That Time I Went Nuts


Back in 2014 I suddenly found myself with some free time on my hands. This wasn't a choice I made on my own, but life had conspired in a perfect storm against me. I won't rehash the sordid details here, suffice to say that when your business collapses, you go bankrupt, and you are in the middle of the most horrendous one-sided divorce in Western Pennsylvania history, things can get a tad bit stressful. And for anyone that encountered me back in 2014/2015 you have my sincere apologies. I was not myself back then. I had a lot on my back. I'm not making excuses, I did the best I could, but still. Tough times. Which, by the way, are now firmly in the rear view mirror. So thank you to all of you that supported me during that challenging time. You forever have my gratitude.
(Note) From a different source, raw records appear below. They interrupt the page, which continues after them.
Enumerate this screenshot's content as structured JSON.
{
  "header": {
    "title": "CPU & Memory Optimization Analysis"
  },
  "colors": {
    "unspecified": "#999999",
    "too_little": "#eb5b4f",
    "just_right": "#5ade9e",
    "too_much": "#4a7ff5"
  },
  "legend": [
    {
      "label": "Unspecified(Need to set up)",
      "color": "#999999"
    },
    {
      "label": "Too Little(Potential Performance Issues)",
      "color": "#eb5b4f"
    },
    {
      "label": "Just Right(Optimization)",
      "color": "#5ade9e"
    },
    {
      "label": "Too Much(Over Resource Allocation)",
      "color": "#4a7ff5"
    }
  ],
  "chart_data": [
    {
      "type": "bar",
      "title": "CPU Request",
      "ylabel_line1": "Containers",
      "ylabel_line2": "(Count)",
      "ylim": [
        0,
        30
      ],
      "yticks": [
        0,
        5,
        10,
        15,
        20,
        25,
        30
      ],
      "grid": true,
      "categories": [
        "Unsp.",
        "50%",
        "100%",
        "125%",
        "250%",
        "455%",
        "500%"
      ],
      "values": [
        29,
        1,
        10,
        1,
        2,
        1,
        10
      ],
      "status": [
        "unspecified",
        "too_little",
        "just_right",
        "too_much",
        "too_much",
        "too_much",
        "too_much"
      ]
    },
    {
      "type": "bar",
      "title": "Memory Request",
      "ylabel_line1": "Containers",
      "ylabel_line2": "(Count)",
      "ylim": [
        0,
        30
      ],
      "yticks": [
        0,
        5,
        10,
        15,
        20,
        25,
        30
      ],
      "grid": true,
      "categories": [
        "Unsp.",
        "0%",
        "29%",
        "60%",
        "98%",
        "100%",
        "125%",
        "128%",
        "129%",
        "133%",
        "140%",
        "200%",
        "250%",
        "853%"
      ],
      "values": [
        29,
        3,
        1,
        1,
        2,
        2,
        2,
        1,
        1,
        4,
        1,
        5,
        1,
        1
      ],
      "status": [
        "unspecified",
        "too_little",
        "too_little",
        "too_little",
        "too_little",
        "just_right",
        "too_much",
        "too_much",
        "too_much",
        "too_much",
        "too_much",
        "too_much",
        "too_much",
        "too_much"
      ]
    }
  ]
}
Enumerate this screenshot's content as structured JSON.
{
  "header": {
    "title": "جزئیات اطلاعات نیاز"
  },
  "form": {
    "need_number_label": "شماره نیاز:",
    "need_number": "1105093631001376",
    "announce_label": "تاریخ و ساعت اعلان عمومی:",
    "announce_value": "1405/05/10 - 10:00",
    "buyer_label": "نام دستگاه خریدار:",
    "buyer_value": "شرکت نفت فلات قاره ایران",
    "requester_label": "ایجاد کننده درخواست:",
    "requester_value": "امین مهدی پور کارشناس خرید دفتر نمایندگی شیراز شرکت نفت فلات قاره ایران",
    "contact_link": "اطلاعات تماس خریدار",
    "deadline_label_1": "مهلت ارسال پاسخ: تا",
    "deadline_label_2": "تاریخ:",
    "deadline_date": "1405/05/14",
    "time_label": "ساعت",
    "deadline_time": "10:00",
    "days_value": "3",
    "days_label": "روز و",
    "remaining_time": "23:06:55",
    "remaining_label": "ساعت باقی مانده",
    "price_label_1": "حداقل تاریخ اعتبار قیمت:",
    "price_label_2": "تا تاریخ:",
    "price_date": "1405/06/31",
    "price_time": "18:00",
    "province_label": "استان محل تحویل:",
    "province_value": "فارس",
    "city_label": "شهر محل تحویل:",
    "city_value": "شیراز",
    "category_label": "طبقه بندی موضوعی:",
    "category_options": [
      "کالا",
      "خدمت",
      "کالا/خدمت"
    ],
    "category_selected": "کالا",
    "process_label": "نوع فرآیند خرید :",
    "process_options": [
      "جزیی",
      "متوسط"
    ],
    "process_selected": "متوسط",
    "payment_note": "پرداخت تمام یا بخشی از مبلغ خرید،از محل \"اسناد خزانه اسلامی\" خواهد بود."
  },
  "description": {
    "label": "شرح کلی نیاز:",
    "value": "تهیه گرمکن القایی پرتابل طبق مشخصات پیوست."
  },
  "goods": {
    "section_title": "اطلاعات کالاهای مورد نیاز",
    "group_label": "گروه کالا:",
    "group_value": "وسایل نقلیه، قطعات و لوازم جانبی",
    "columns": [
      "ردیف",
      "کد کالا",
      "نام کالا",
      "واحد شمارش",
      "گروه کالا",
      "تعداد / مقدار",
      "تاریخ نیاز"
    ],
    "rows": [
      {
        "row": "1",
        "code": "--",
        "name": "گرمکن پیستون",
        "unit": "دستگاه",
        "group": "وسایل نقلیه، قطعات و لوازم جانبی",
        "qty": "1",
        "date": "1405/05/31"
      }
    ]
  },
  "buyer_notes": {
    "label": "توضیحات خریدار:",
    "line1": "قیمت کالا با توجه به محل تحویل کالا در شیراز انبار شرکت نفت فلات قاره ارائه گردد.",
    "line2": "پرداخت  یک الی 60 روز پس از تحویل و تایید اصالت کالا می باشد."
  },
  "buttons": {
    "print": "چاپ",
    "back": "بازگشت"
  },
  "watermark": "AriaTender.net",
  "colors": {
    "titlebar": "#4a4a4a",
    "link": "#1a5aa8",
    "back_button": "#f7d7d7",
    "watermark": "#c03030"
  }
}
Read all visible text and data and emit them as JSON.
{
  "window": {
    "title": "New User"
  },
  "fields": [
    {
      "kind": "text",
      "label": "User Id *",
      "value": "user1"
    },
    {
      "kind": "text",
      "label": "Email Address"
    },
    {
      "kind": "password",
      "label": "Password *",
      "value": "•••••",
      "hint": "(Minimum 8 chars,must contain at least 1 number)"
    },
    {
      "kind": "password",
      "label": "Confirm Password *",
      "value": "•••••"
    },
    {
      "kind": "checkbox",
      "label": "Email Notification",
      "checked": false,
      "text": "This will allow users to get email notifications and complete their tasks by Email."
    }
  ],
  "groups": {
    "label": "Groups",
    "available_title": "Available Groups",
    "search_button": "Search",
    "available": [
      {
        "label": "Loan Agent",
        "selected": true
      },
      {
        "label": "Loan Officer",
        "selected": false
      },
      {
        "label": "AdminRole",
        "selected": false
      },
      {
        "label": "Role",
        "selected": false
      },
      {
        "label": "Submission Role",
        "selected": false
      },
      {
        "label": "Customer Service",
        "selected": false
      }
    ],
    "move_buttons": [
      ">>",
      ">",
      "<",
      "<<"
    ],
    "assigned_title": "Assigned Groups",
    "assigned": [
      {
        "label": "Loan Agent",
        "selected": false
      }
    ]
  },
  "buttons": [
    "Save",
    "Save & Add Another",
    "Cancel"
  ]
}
Enough said about the Dark Ages. One side-effect of me having so much free time on my hands is that it resulted in one of the most insane creative outbursts that I've ever had. Not only was I creating videos, alliance and community logos, and other materials for the Eve community - I was also trying out some long-gestating techniques. One of these came about from a suggestion from a friend that I create a mural for a project he was doing. My mural would be one of three that would get painted on some old brick facing buildings on the South Side of Pittsburgh. The project never happened, but it did start me down a road which led to me creating over 164 vector illustrations of Eve spaceships.

You can see the entire collection here.

I started doing these to solve an issue regarding size and ended up creating a whole new understanding about how to "paint" objects in Illustrator. Which formed the foundation for training myself how to better paint in Photoshop. This is why I started doing these. And once I started I just wanted to get better and better at doing them. I had zero goals in mind other than using the opportunity to create and learn something new for myself. 

Somewhere along the line the series started getting some attention and several creative sites started picking them up outside of the Eve community. And that's when things started exploding. I realize that for many of you reading this, this tale is already a familiar one. But please remember that Eve is a rotating door and many of those reading these words are not already familiar with this story. I've been re-sharing some of these pieces on Twitter recently and it occurred to me that many players and potential readers may have never seen this collection before.

Long story short. Eventually CCP decided to work together with me on bringing some of my work to the larger community. At first this was all about re-launching the Eve Store and getting my art on t-shirts. But that evolved into a series of four posters (which you can see above on CCP's office walls) that they sold thru a company in CA. We ended up doing two series, one of Battlecruisers and one featuring Frigates. In 2015 they were sold at Fanfest and they sold more than any other item in the store. And I got to sit at a table and sign posters at Fanfest.

That moment, sitting there and signing my posters and talking to Eve nerds about them - well that remains one of the best moments in my entire career. Better than any award I've won, or any recognition, or celebrity I worked with. It was amazing. And it was made even more so because things were so difficult at the time. Because it was unexpected. Because of how weird that journey had been.

I was slightly crazy, maybe a little bit nuts back then. I can't imagine cranking out so much work in such a short period of time today. Some of those illustrations took 40 hours or more! That's insane. And to top it all off that was my very first Fanfest. My first time meeting any fellow Eve players, or Devs, or anyone related to Eve in person. My first trip to Iceland. My first player presentation. All on a dime I didn't have at the time. Nuts.

But crazy in a good way, right?